Finally, Tina mentioned how her team looks for and works with other Nicoya Lifesciences employees who have technical writing skills, regardless of role. These folks can help to produce technical content that stands up to scrutiny, while the marketing team can make sure that the content serves a real purpose. Once again, solid advice – not many people can write cogent, coherent technical content, so if you can tap into an existing team member, then do it!
Tina’s final major point was the importance of aiming high, taking chances, and learning as much from failures as from successes (or, build-measure-learn for you Lean Startup fans).
Two successes she shared with us were how they learned to use swag effectively at conferences/tradeshows, and a referral program.
The marketing team realized that many of their customers were of the slightly geeky/nerdy persuasion, so the team created some geeky/nerdy shirts as giveaways. The shirts were a huge hit (“Our customers like to be part of a community.”), and a very small investment in shirts contributed to a 300% increase in year-over-year marketing qualified leads (MQLs) for a particular show.
For the referral program, the company provides discounts on the consumables, and the ROI so far has been several orders of magnitude.
I enjoyed hearing about Tina’s experience marketing technical products; some of them echoed my own, but in many respects Tina and her team are really only getting started – there is just so much to technical marketing, and it takes strategy and execution to maximize the returns.
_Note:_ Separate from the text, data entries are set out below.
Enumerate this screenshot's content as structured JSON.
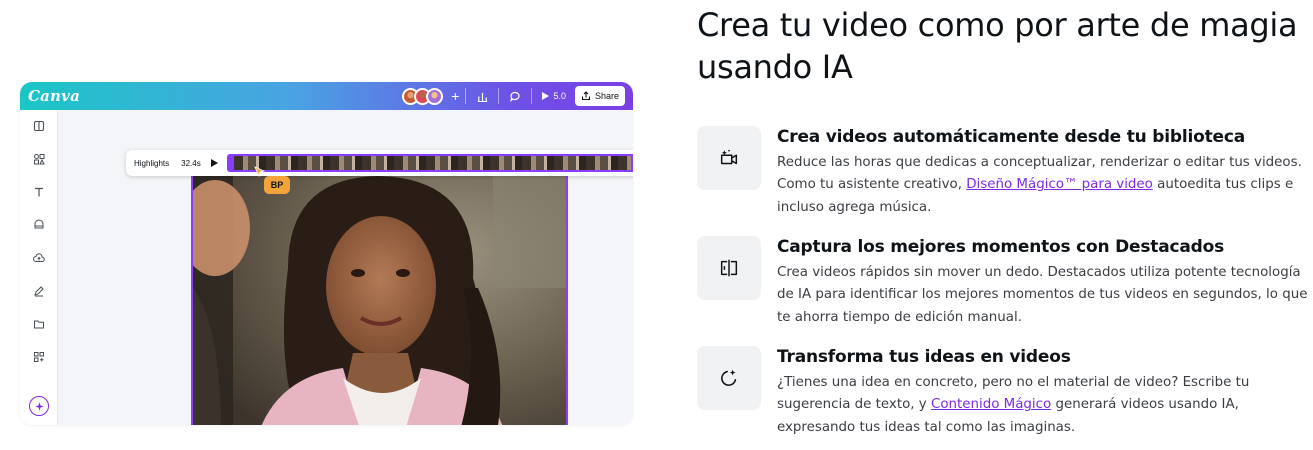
{
  "mockup": {
    "logo": "Canva",
    "toolbar": {
      "add_label": "+",
      "timer_label": "5.0",
      "share_label": "Share"
    },
    "timeline": {
      "label": "Highlights",
      "duration": "32.4s"
    },
    "cursor_badge": "BP",
    "sidebar_icons": [
      "layout-icon",
      "elements-icon",
      "text-icon",
      "brand-icon",
      "uploads-icon",
      "draw-icon",
      "projects-icon",
      "apps-icon",
      "magic-icon"
    ],
    "colors": {
      "accent": "#8b3dff",
      "badge": "#f2a43a"
    }
  },
  "headline": "Crea tu video como por arte de magia usando IA",
  "features": [
    {
      "icon": "video-sparkle-icon",
      "title": "Crea videos automáticamente desde tu biblioteca",
      "desc_before": "Reduce las horas que dedicas a conceptualizar, renderizar o editar tus videos. Como tu asistente creativo, ",
      "link": "Diseño Mágico™ para video",
      "desc_after": " autoedita tus clips e incluso agrega música."
    },
    {
      "icon": "highlights-icon",
      "title": "Captura los mejores momentos con Destacados",
      "desc_before": "Crea videos rápidos sin mover un dedo. Destacados utiliza potente tecnología de IA para identificar los mejores momentos de tus videos en segundos, lo que te ahorra tiempo de edición manual.",
      "link": "",
      "desc_after": ""
    },
    {
      "icon": "magic-moon-icon",
      "title": "Transforma tus ideas en videos",
      "desc_before": "¿Tienes una idea en concreto, pero no el material de video? Escribe tu sugerencia de texto, y ",
      "link": "Contenido Mágico",
      "desc_after": " generará videos usando IA, expresando tus ideas tal como las imaginas."
    }
  ]
}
One point that I shared in the open discussion that followed Tina’s session was how the right piece of technical content can be vital to winning a deal, blocking off a competitor, moving deals through the funnel faster, or even creating awareness and demand (consider that while researching a technical solution, a prospect might come across your bottom-of-funnel technical content).
When I was running a global product marketing team, we invested in creating our industry’s largest and, frankly, best library of technical content. The two most important content/artifact types within that library were:
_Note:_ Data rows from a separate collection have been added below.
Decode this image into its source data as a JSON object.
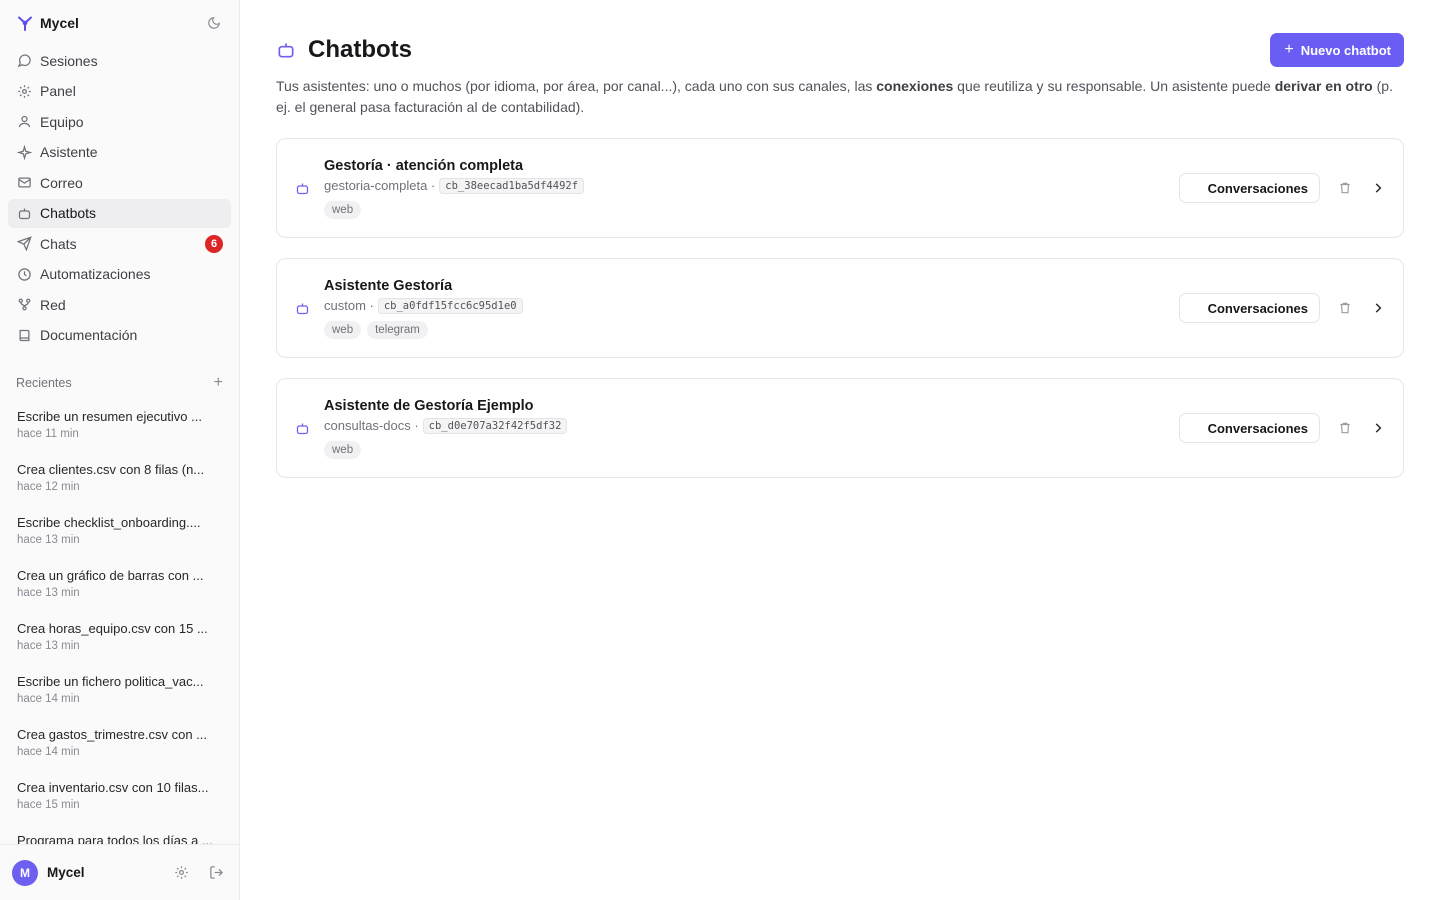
{
  "brand": {
    "name": "Mycel"
  },
  "nav": [
    {
      "label": "Sesiones",
      "icon": "chat-bubble-icon"
    },
    {
      "label": "Panel",
      "icon": "gear-icon"
    },
    {
      "label": "Equipo",
      "icon": "user-icon"
    },
    {
      "label": "Asistente",
      "icon": "sparkle-icon"
    },
    {
      "label": "Correo",
      "icon": "mail-icon"
    },
    {
      "label": "Chatbots",
      "icon": "bot-icon",
      "active": true
    },
    {
      "label": "Chats",
      "icon": "send-icon",
      "badge": "6"
    },
    {
      "label": "Automatizaciones",
      "icon": "clock-icon"
    },
    {
      "label": "Red",
      "icon": "network-icon"
    },
    {
      "label": "Documentación",
      "icon": "book-icon"
    }
  ],
  "recent": {
    "title": "Recientes",
    "items": [
      {
        "text": "Escribe un resumen ejecutivo ...",
        "time": "hace 11 min"
      },
      {
        "text": "Crea clientes.csv con 8 filas (n...",
        "time": "hace 12 min"
      },
      {
        "text": "Escribe checklist_onboarding....",
        "time": "hace 13 min"
      },
      {
        "text": "Crea un gráfico de barras con ...",
        "time": "hace 13 min"
      },
      {
        "text": "Crea horas_equipo.csv con 15 ...",
        "time": "hace 13 min"
      },
      {
        "text": "Escribe un fichero politica_vac...",
        "time": "hace 14 min"
      },
      {
        "text": "Crea gastos_trimestre.csv con ...",
        "time": "hace 14 min"
      },
      {
        "text": "Crea inventario.csv con 10 filas...",
        "time": "hace 15 min"
      },
      {
        "text": "Programa para todos los días a ...",
        "time": ""
      }
    ]
  },
  "user": {
    "initial": "M",
    "name": "Mycel"
  },
  "page": {
    "title": "Chatbots",
    "new_button": "Nuevo chatbot",
    "desc": {
      "p1": "Tus asistentes: uno o muchos (por idioma, por área, por canal...), cada uno con sus canales, las ",
      "b1": "conexiones",
      "p2": " que reutiliza y su responsable. Un asistente puede ",
      "b2": "derivar en otro",
      "p3": " (p. ej. el general pasa facturación al de contabilidad)."
    }
  },
  "bots": [
    {
      "name": "Gestoría · atención completa",
      "slug": "gestoria-completa ·",
      "id": "cb_38eecad1ba5df4492f",
      "tags": [
        "web"
      ],
      "action": "Conversaciones"
    },
    {
      "name": "Asistente Gestoría",
      "slug": "custom ·",
      "id": "cb_a0fdf15fcc6c95d1e0",
      "tags": [
        "web",
        "telegram"
      ],
      "action": "Conversaciones"
    },
    {
      "name": "Asistente de Gestoría Ejemplo",
      "slug": "consultas-docs ·",
      "id": "cb_d0e707a32f42f5df32",
      "tags": [
        "web"
      ],
      "action": "Conversaciones"
    }
  ]
}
- Whitepapers: material that explores a problem or subject in general, in a very academic and objective manner, usually to build awareness and credibility in a domain
- Technical Showcases: material that explores your technological solution in detail, ideally relating it to considerations or requirements exposited in a related whitepaper
In addition to enjoying remarkable organic search relevance, we drove additional attention to these papers by leveraging a comprehensive integrated content library (see Tackling Technical Topics for an example).
These papers literally won us millions of dollars by overcoming buying barriers, protecting our value, and unequivocally demonstrating our differentiation.
They also contributed meaningfully to awareness and demand: one year, I was at Mobile World Congress in Barcelona, and a guy came up to me, introduced himself, and said, “I’ve read all your whitepapers and technical papers, and I want to buy your solution – who should I speak with?” In a wonderful coincidence, my boss was standing next to me at the time!
Header/Featured image credit: Nicoya Lifesciences